3 out of 5
This is a pretty bleak little vampire tale, scribed as another installment to some other CVO stores (which I haven’t read), bringing in the reliably interesting El Torres to script.
CVO stands for Covert Vampire Operations: a government sect of special ops agents who are, wouldn’tyaknow, vampires. We’ll assume something heavy went down in the prior CVO tale, as African Blood picks up a year later, with the group (co-run by a suit wearing demon) being funded and reconstituted for a new mission – taking down a drug-dealing zombie warlord in Africa.
This is the pitch for something much more one-liner laden, and Torres gives us a character who fits that bill, but sits it all behind stoic leader Cross, who keeps reflecting back to his human life, and a military tour in the same area of Africa that saw him lose a friend. Natch: the friend is now a zombie, in service of the dude they’re going after.
While the story primarily follows the beats you’d expect, El seems very focused on grounding it in business politics and Cross’s inner monologue. It doesn’t cut too deep on either of those – and an oddball set of flashbacks from other characters in issue three is a weird distraction – but it still gives the series an appreciated bit of weight that it didn’t have to have. Meanwhile, there’s still plenty of action and blood (and sentient, flying zombie heads) to keep things moving.
On art, J. Luis Czerniawski line work is very clunky, and Fran Gamboa’s colors are flat as heck, and maybe confused as to whether Cross is white or black. This was 2006, mind you – for whatever reason, this look was kind of par for the IDW course at the time.

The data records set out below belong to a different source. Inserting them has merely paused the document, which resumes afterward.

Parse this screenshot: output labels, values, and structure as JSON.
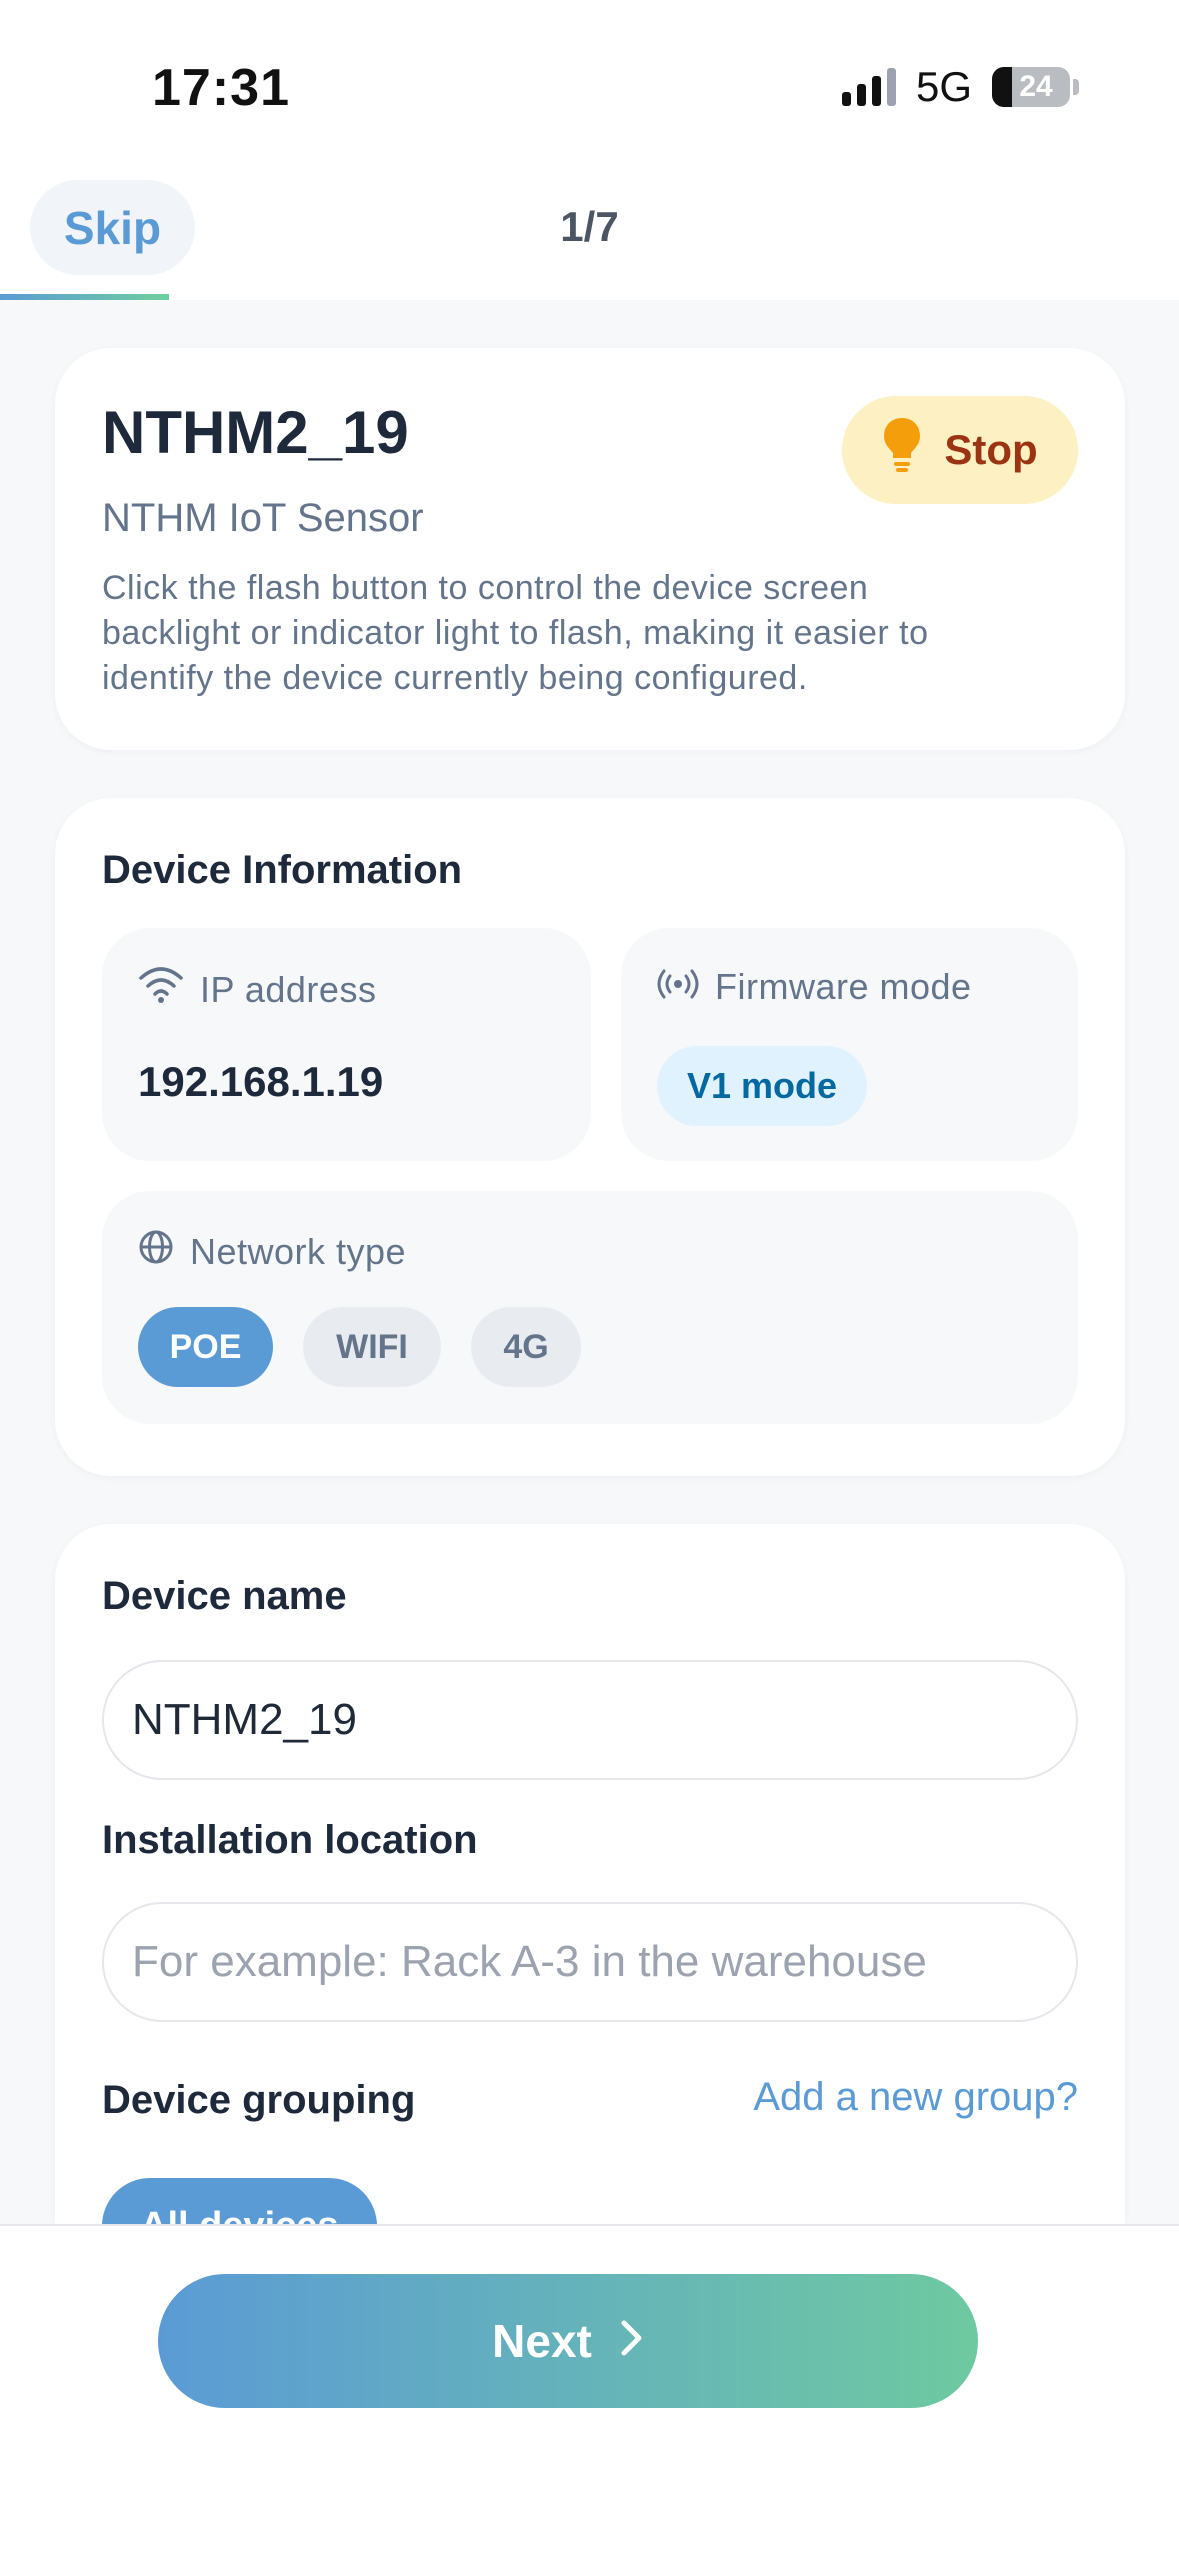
{
  "status_bar": {
    "time": "17:31",
    "network": "5G",
    "battery": "24"
  },
  "header": {
    "skip_label": "Skip",
    "step": "1/7",
    "progress_fraction": 0.143
  },
  "device_card": {
    "title": "NTHM2_19",
    "subtitle": "NTHM IoT Sensor",
    "description": "Click the flash button to control the device screen backlight or indicator light to flash, making it easier to identify the device currently being configured.",
    "flash_button_label": "Stop",
    "flash_icon": "lightbulb-icon"
  },
  "device_info": {
    "title": "Device Information",
    "ip_label": "IP address",
    "ip_icon": "wifi-icon",
    "ip_value": "192.168.1.19",
    "firmware_label": "Firmware mode",
    "firmware_icon": "broadcast-icon",
    "firmware_value": "V1 mode",
    "network_label": "Network type",
    "network_icon": "globe-icon",
    "network_options": [
      "POE",
      "WIFI",
      "4G"
    ],
    "network_selected": "POE"
  },
  "form": {
    "device_name_label": "Device name",
    "device_name_value": "NTHM2_19",
    "location_label": "Installation location",
    "location_placeholder": "For example: Rack A-3 in the warehouse",
    "grouping_label": "Device grouping",
    "add_group_link": "Add a new group?",
    "groups": [
      "All devices"
    ]
  },
  "footer": {
    "next_label": "Next",
    "next_icon": "chevron-right-icon"
  },
  "colors": {
    "accent_blue": "#5b9bd5",
    "accent_green": "#6fcf9e",
    "stop_bg": "#fdf0c2",
    "stop_text": "#9a3412",
    "bulb": "#f59e0b"
  }
}
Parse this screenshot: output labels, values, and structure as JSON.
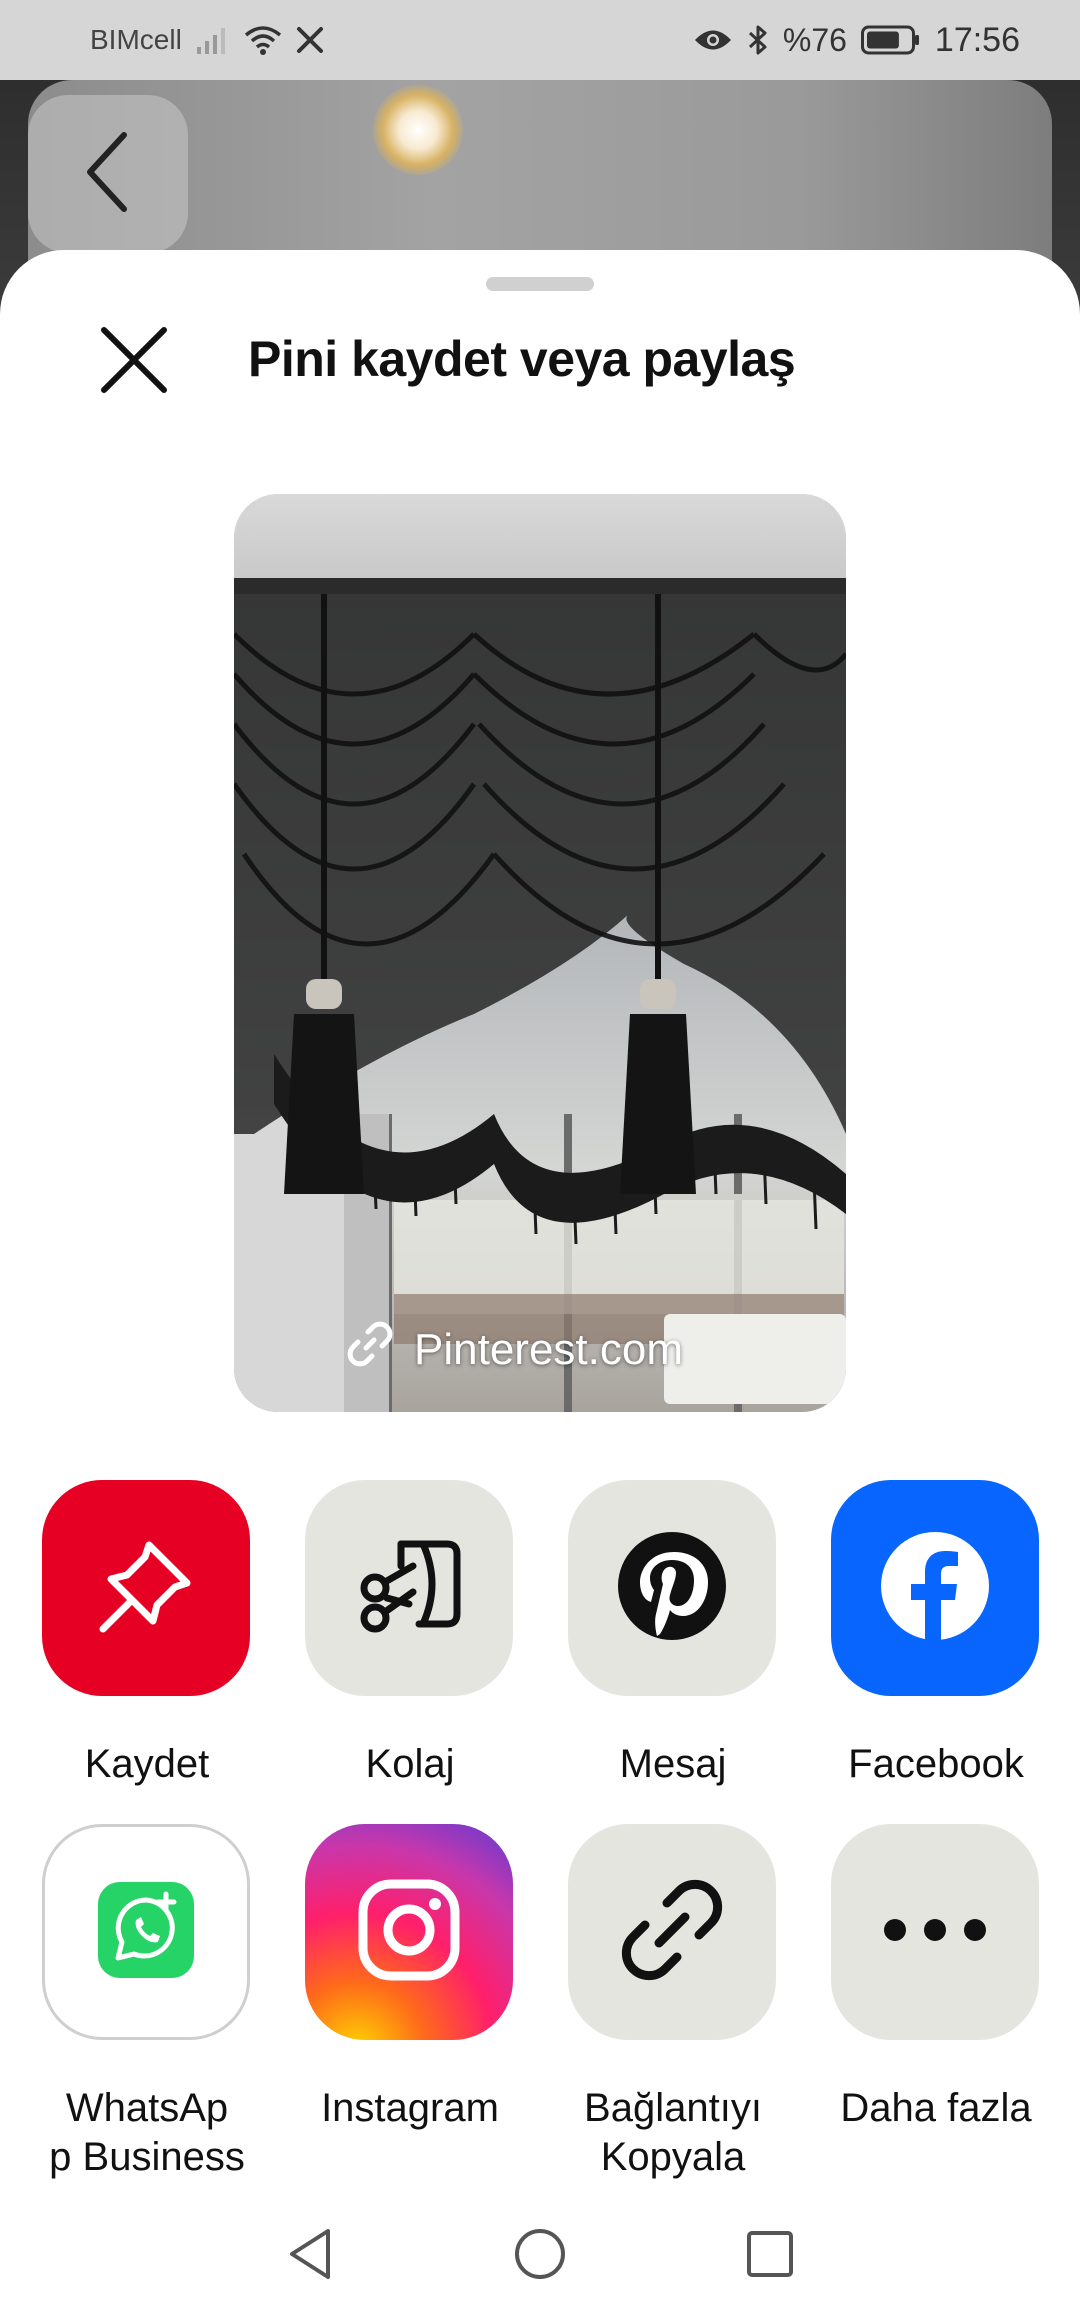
{
  "status_bar": {
    "carrier": "BIMcell",
    "battery_percent": "%76",
    "time": "17:56",
    "icons": [
      "signal-icon",
      "wifi-icon",
      "x-app-icon",
      "eye-icon",
      "bluetooth-icon",
      "battery-icon"
    ],
    "battery_level": 0.76
  },
  "sheet": {
    "title": "Pini kaydet veya paylaş",
    "close_icon": "close-icon"
  },
  "pin": {
    "source_label": "Pinterest.com",
    "source_icon": "link-icon"
  },
  "share_options": [
    {
      "label": "Kaydet",
      "icon": "pushpin-icon",
      "color": "#e60023"
    },
    {
      "label": "Kolaj",
      "icon": "collage-scissors-icon",
      "color": "#e5e5e0"
    },
    {
      "label": "Mesaj",
      "icon": "pinterest-logo-icon",
      "color": "#e5e5e0"
    },
    {
      "label": "Facebook",
      "icon": "facebook-icon",
      "color": "#0866ff"
    },
    {
      "label": "WhatsAp\np Business",
      "icon": "whatsapp-business-icon",
      "color": "#ffffff"
    },
    {
      "label": "Instagram",
      "icon": "instagram-icon",
      "color": "#e1306c"
    },
    {
      "label": "Bağlantıyı\nKopyala",
      "icon": "link-icon",
      "color": "#e5e5e0"
    },
    {
      "label": "Daha fazla",
      "icon": "more-dots-icon",
      "color": "#e5e5e0"
    }
  ],
  "nav_bar": {
    "icons": [
      "back-triangle-icon",
      "home-circle-icon",
      "recents-square-icon"
    ]
  }
}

As a Torres fan, CVO was another indicator of the dude’s ability to work within the confines of genre to offer glimmers of interest. As a vampire book, it’s certainly not much of a standout, but it’s a passable, generally entertaining read.